> _Activity_: Restate all of the data precisely, omitting nothing.

_____

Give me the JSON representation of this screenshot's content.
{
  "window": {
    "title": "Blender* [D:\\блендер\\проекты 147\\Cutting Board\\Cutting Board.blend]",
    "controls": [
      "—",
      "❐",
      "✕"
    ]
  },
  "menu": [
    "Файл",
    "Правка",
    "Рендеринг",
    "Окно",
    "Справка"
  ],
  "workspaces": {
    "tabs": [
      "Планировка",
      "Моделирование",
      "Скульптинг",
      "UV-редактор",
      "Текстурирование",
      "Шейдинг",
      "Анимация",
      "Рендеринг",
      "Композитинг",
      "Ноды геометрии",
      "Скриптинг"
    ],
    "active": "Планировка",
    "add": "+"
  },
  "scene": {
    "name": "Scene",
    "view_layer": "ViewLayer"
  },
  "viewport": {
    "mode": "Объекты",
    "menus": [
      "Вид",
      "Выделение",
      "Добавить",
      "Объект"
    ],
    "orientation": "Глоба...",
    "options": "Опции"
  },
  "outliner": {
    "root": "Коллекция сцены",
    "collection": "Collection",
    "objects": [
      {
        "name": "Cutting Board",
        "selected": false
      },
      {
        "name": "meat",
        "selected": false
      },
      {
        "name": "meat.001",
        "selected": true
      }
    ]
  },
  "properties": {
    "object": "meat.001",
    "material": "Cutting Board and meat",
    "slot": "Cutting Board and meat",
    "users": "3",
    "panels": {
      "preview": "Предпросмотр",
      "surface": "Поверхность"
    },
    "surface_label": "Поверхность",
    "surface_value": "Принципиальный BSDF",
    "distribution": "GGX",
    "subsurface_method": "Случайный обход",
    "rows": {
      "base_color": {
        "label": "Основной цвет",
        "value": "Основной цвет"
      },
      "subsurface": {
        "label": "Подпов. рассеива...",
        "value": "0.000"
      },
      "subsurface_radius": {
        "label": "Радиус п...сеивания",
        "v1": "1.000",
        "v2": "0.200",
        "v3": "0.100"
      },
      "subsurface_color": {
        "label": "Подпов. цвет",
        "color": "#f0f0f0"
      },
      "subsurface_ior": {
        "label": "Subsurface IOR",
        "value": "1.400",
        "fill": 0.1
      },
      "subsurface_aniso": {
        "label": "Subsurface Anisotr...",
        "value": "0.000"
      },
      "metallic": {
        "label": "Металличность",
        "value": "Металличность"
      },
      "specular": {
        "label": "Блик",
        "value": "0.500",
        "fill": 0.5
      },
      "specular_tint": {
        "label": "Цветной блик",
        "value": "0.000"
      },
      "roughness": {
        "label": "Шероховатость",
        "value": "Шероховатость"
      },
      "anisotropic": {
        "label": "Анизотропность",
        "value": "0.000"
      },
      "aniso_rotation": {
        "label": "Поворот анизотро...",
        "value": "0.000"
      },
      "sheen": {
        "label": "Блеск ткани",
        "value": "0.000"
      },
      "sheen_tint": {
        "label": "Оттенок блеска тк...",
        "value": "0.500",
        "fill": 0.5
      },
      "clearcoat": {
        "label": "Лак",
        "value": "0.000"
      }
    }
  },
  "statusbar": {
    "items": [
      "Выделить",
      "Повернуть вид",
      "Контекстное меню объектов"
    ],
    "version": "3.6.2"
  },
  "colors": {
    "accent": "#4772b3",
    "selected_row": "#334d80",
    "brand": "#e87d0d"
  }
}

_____

> _Solution to the problem_:
Give me the JSON representation of this screenshot's content.
{
  "window": {
    "title": "Blender* [D:\\блендер\\проекты 147\\Cutting Board\\Cutting Board.blend]",
    "controls": [
      "—",
      "❐",
      "✕"
    ]
  },
  "menu": [
    "Файл",
    "Правка",
    "Рендеринг",
    "Окно",
    "Справка"
  ],
  "workspaces": {
    "tabs": [
      "Планировка",
      "Моделирование",
      "Скульптинг",
      "UV-редактор",
      "Текстурирование",
      "Шейдинг",
      "Анимация",
      "Рендеринг",
      "Композитинг",
      "Ноды геометрии",
      "Скриптинг"
    ],
    "active": "Планировка",
    "add": "+"
  },
  "scene": {
    "name": "Scene",
    "view_layer": "ViewLayer"
  },
  "viewport": {
    "mode": "Объекты",
    "menus": [
      "Вид",
      "Выделение",
      "Добавить",
      "Объект"
    ],
    "orientation": "Глоба...",
    "options": "Опции"
  },
  "outliner": {
    "root": "Коллекция сцены",
    "collection": "Collection",
    "objects": [
      {
        "name": "Cutting Board",
        "selected": false
      },
      {
        "name": "meat",
        "selected": false
      },
      {
        "name": "meat.001",
        "selected": true
      }
    ]
  },
  "properties": {
    "object": "meat.001",
    "material": "Cutting Board and meat",
    "slot": "Cutting Board and meat",
    "users": "3",
    "panels": {
      "preview": "Предпросмотр",
      "surface": "Поверхность"
    },
    "surface_label": "Поверхность",
    "surface_value": "Принципиальный BSDF",
    "distribution": "GGX",
    "subsurface_method": "Случайный обход",
    "rows": {
      "base_color": {
        "label": "Основной цвет",
        "value": "Основной цвет"
      },
      "subsurface": {
        "label": "Подпов. рассеива...",
        "value": "0.000"
      },
      "subsurface_radius": {
        "label": "Радиус п...сеивания",
        "v1": "1.000",
        "v2": "0.200",
        "v3": "0.100"
      },
      "subsurface_color": {
        "label": "Подпов. цвет",
        "color": "#f0f0f0"
      },
      "subsurface_ior": {
        "label": "Subsurface IOR",
        "value": "1.400",
        "fill": 0.1
      },
      "subsurface_aniso": {
        "label": "Subsurface Anisotr...",
        "value": "0.000"
      },
      "metallic": {
        "label": "Металличность",
        "value": "Металличность"
      },
      "specular": {
        "label": "Блик",
        "value": "0.500",
        "fill": 0.5
      },
      "specular_tint": {
        "label": "Цветной блик",
        "value": "0.000"
      },
      "roughness": {
        "label": "Шероховатость",
        "value": "Шероховатость"
      },
      "anisotropic": {
        "label": "Анизотропность",
        "value": "0.000"
      },
      "aniso_rotation": {
        "label": "Поворот анизотро...",
        "value": "0.000"
      },
      "sheen": {
        "label": "Блеск ткани",
        "value": "0.000"
      },
      "sheen_tint": {
        "label": "Оттенок блеска тк...",
        "value": "0.500",
        "fill": 0.5
      },
      "clearcoat": {
        "label": "Лак",
        "value": "0.000"
      }
    }
  },
  "statusbar": {
    "items": [
      "Выделить",
      "Повернуть вид",
      "Контекстное меню объектов"
    ],
    "version": "3.6.2"
  },
  "colors": {
    "accent": "#4772b3",
    "selected_row": "#334d80",
    "brand": "#e87d0d"
  }
}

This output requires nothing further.